[What to work on] Report every line of the entries that contains the word "content".

[Data for the task]
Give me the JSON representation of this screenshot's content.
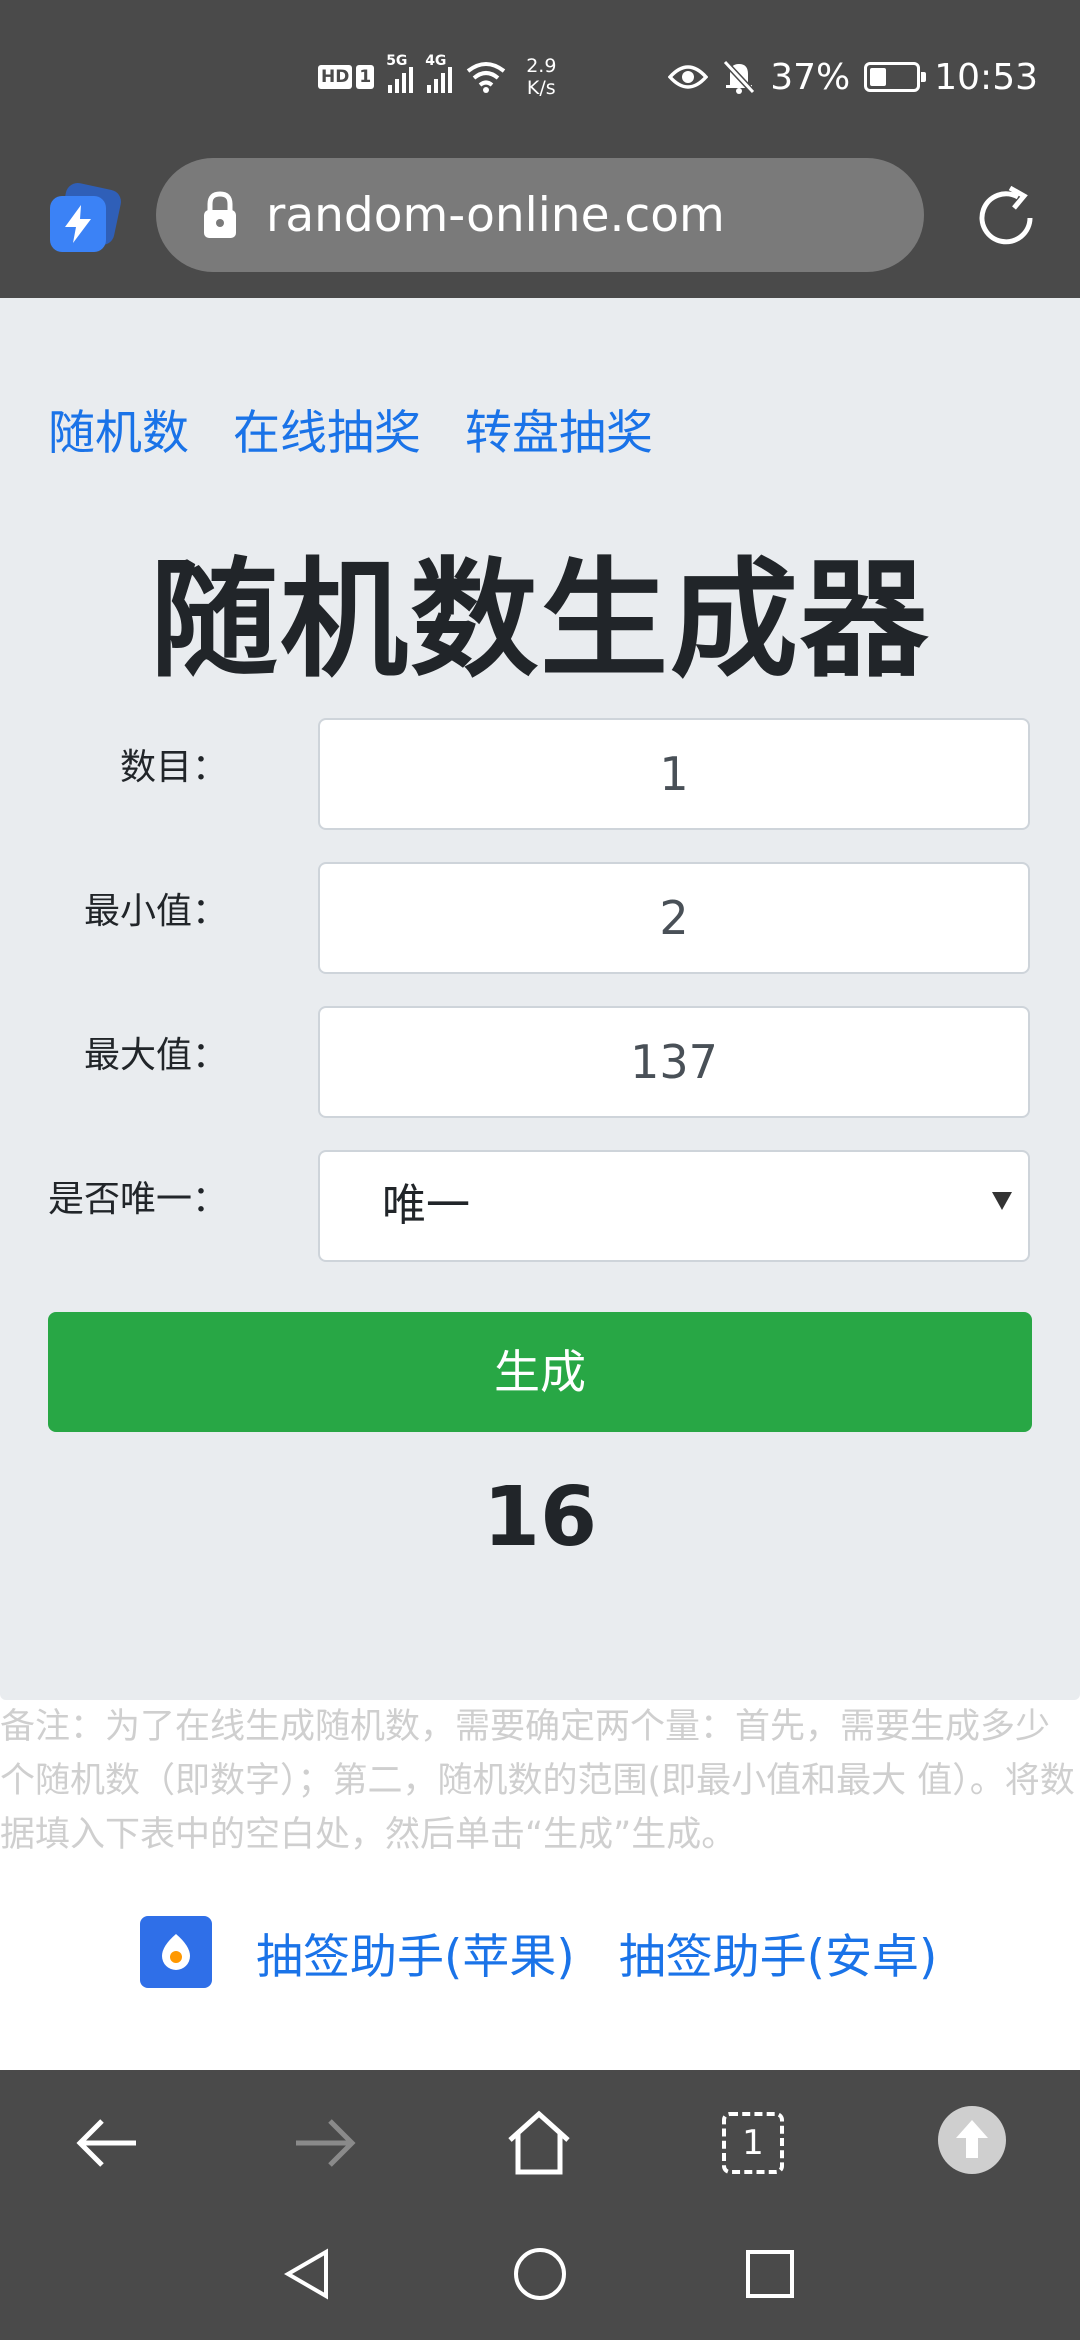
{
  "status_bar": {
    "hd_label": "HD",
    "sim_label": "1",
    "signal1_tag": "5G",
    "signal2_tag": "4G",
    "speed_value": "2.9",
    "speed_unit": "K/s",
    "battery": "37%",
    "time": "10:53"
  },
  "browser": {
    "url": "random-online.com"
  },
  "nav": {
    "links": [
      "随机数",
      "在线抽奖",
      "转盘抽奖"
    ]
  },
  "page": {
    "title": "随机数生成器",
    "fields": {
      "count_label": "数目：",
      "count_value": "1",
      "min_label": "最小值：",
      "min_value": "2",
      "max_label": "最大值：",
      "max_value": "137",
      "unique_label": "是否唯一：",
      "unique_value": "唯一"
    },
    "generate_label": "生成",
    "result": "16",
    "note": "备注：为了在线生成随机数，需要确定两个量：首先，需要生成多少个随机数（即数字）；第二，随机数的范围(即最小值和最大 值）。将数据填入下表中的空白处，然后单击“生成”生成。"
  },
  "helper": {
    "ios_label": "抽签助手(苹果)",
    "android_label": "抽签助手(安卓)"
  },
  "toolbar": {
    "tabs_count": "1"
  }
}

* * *

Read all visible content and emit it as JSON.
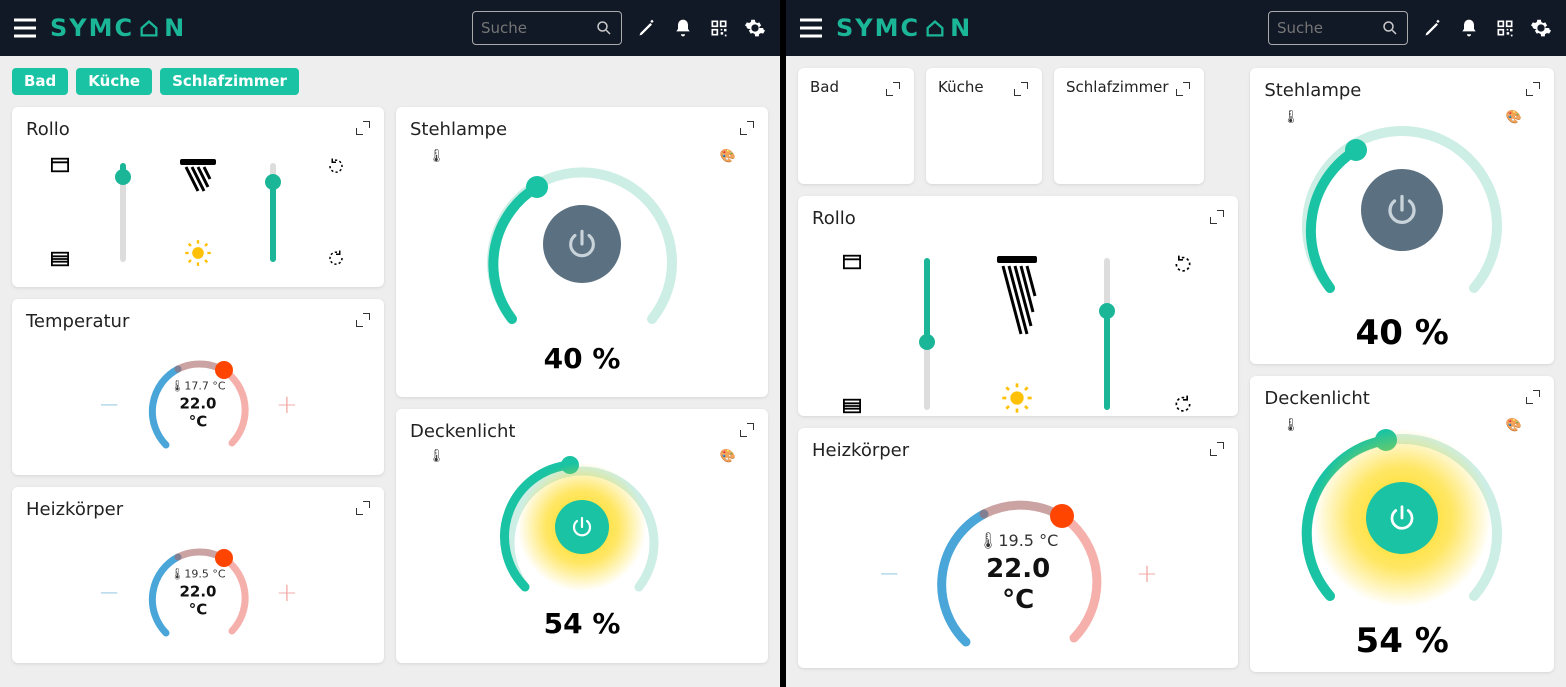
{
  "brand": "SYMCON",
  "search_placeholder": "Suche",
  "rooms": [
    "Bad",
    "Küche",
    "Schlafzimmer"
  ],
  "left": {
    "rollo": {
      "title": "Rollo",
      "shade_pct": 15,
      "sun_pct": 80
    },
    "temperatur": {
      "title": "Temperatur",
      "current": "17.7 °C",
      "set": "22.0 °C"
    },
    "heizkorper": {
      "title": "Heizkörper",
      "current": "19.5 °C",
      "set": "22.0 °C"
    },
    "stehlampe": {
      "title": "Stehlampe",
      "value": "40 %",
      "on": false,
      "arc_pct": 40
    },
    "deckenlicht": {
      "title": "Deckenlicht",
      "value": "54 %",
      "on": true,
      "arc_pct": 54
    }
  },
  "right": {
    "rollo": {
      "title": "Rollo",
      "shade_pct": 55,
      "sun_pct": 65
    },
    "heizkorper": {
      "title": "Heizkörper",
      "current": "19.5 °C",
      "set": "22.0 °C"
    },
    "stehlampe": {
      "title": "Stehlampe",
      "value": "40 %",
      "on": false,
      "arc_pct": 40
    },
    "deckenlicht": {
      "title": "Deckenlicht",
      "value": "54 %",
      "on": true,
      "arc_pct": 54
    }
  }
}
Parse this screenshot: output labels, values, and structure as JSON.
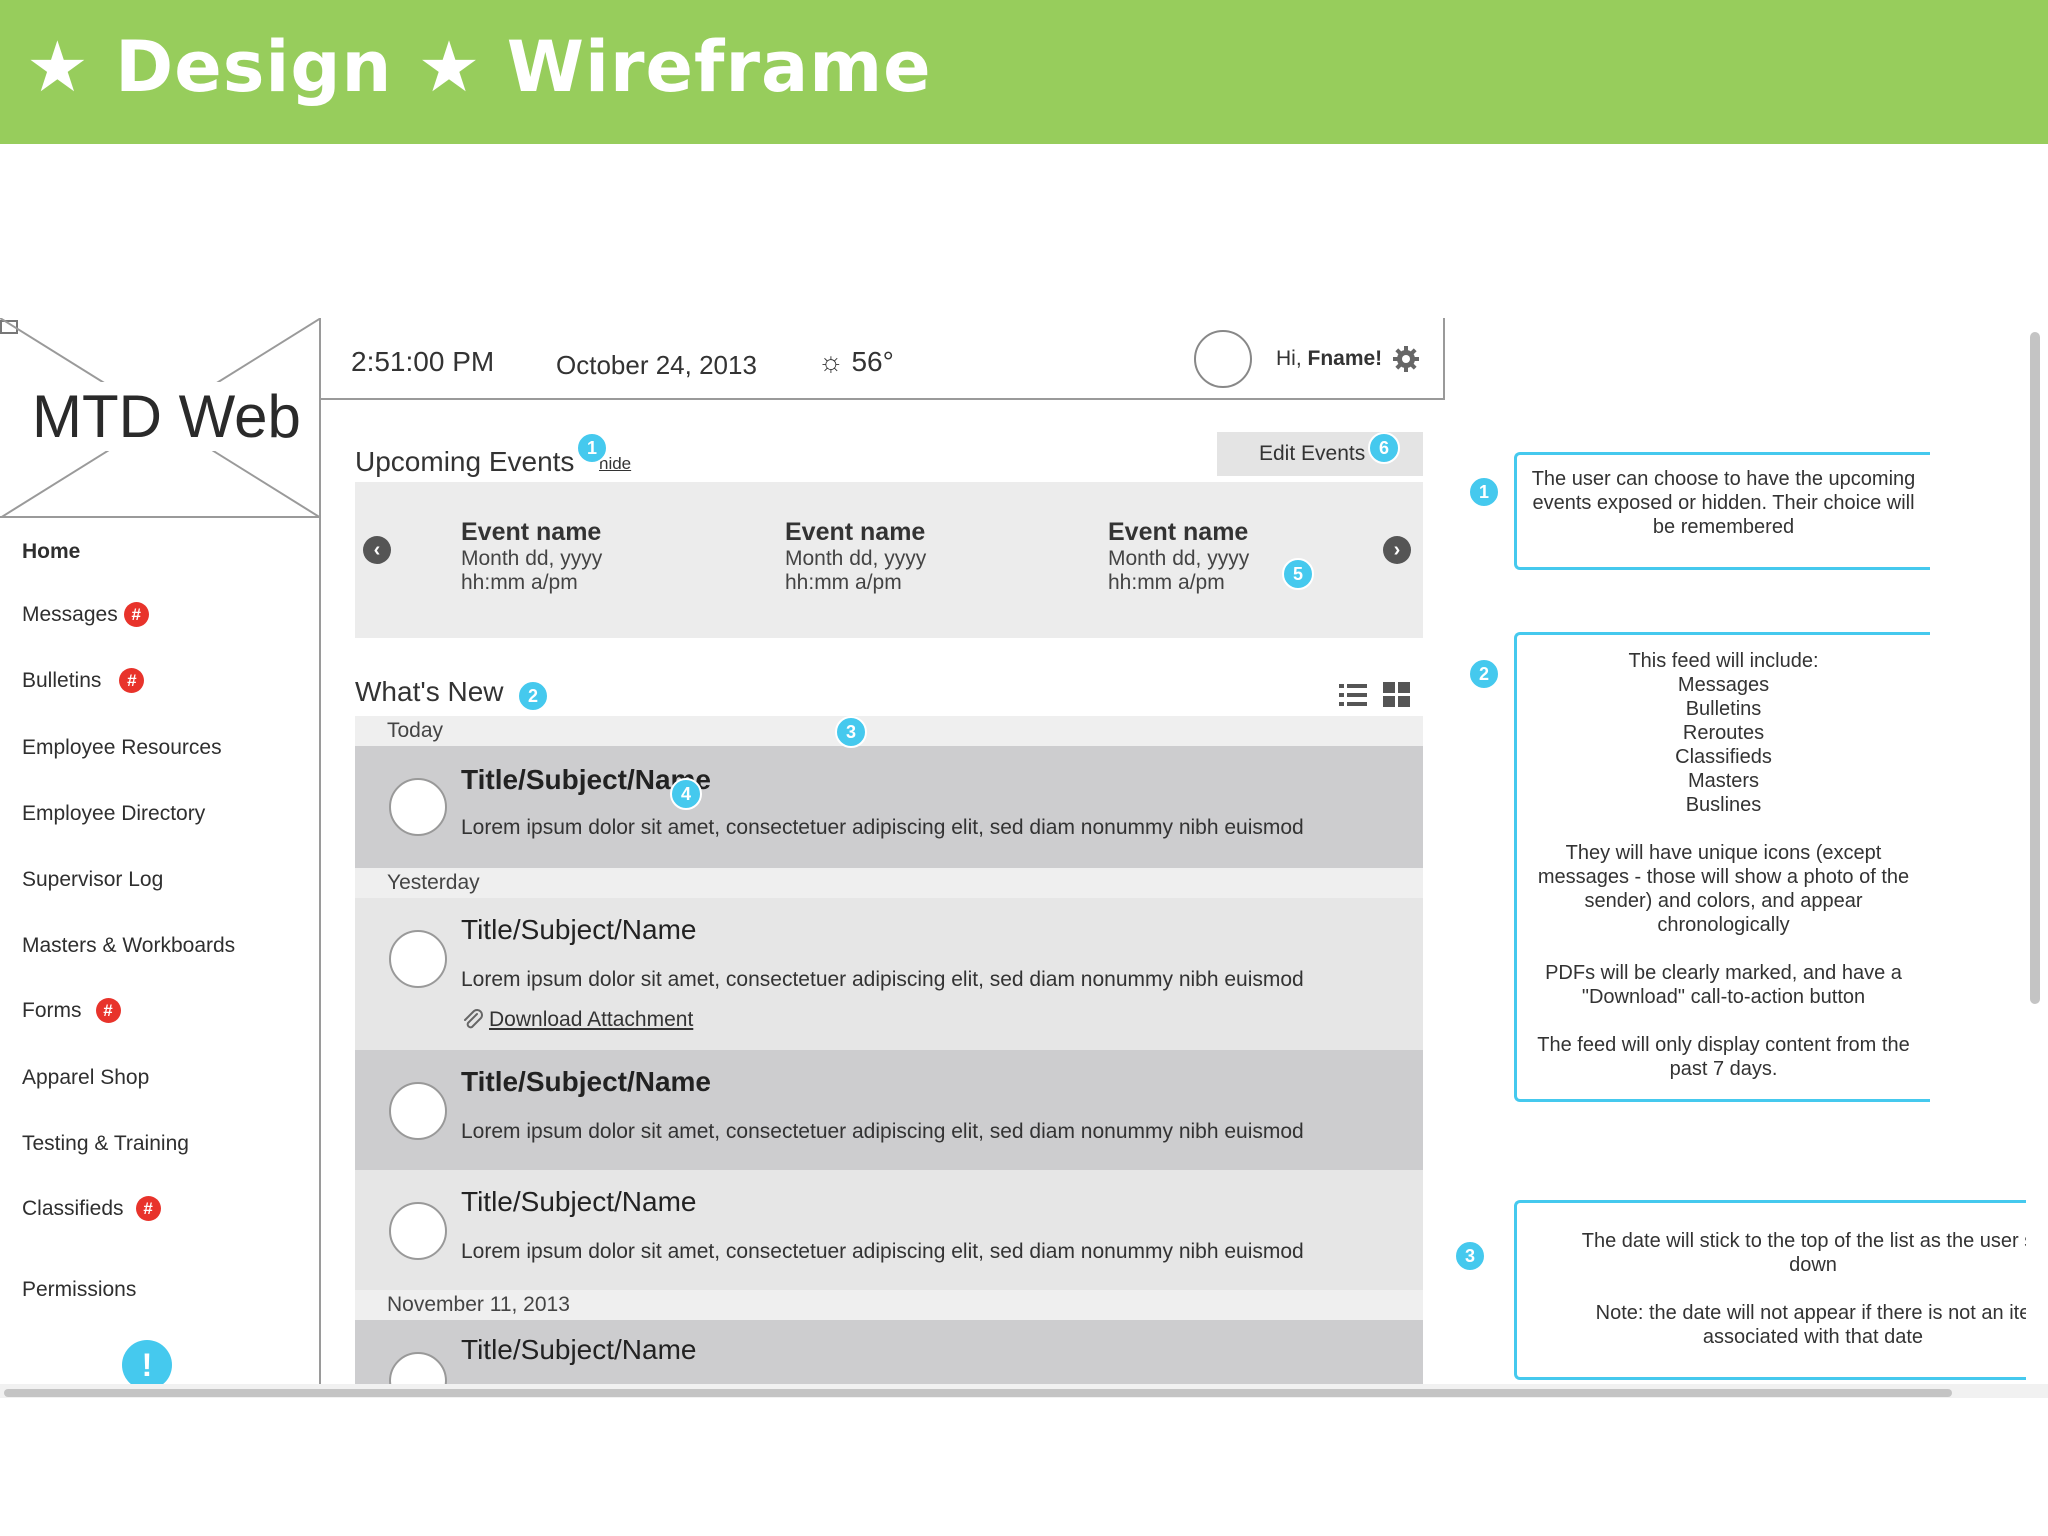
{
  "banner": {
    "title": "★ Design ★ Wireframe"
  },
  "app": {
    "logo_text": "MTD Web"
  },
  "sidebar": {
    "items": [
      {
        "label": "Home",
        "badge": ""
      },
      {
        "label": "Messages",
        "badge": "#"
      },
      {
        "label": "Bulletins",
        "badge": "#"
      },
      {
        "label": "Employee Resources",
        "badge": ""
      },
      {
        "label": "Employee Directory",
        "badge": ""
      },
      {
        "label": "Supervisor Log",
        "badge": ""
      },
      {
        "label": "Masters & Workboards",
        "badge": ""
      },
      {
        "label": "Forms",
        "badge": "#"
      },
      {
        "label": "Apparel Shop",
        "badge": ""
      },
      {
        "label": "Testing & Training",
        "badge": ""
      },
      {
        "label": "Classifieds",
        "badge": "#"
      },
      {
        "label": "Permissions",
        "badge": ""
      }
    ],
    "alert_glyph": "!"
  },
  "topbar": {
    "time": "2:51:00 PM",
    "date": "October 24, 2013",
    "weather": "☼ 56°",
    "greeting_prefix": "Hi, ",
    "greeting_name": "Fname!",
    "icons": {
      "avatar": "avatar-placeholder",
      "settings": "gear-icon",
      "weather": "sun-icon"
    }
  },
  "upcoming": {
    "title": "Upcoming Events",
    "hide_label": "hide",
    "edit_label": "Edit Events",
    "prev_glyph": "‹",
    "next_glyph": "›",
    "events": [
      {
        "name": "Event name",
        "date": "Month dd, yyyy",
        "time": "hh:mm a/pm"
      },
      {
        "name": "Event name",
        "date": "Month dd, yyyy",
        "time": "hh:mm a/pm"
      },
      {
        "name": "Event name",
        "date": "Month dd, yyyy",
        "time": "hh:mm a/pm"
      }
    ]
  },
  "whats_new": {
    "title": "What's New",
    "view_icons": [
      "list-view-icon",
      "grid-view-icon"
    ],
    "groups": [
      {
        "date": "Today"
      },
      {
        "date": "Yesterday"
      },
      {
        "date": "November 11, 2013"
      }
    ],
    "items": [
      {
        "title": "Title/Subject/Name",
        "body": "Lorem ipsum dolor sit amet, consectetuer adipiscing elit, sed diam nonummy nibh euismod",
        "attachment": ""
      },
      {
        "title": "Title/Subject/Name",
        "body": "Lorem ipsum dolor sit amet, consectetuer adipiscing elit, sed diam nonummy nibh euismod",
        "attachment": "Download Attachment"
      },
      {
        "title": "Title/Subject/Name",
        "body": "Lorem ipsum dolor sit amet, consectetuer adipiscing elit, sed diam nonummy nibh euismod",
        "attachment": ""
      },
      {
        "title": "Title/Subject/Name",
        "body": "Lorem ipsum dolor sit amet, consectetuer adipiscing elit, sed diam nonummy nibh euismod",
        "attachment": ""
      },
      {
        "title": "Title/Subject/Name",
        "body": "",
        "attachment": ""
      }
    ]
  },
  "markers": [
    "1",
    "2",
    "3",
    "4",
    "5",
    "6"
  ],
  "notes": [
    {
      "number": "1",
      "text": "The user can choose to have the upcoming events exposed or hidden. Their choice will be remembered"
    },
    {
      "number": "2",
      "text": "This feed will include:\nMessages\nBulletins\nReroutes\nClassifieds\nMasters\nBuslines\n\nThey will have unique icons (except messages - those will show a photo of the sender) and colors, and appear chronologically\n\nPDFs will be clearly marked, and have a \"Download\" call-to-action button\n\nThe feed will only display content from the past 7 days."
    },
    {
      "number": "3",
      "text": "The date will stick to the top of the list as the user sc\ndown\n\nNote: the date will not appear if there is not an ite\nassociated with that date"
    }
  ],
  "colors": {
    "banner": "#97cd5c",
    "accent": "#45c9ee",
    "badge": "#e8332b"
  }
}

[Task output]
Give me the JSON representation of this screenshot's content.
Read all visible content and emit it as JSON.
      "text": "This feed will include:\nMessages\nBulletins\nReroutes\nClassifieds\nMasters\nBuslines\n\nThey will have unique icons (except messages - those will show a photo of the sender) and colors, and appear chronologically\n\nPDFs will be clearly marked, and have a \"Download\" call-to-action button\n\nThe feed will only display content from the past 7 days."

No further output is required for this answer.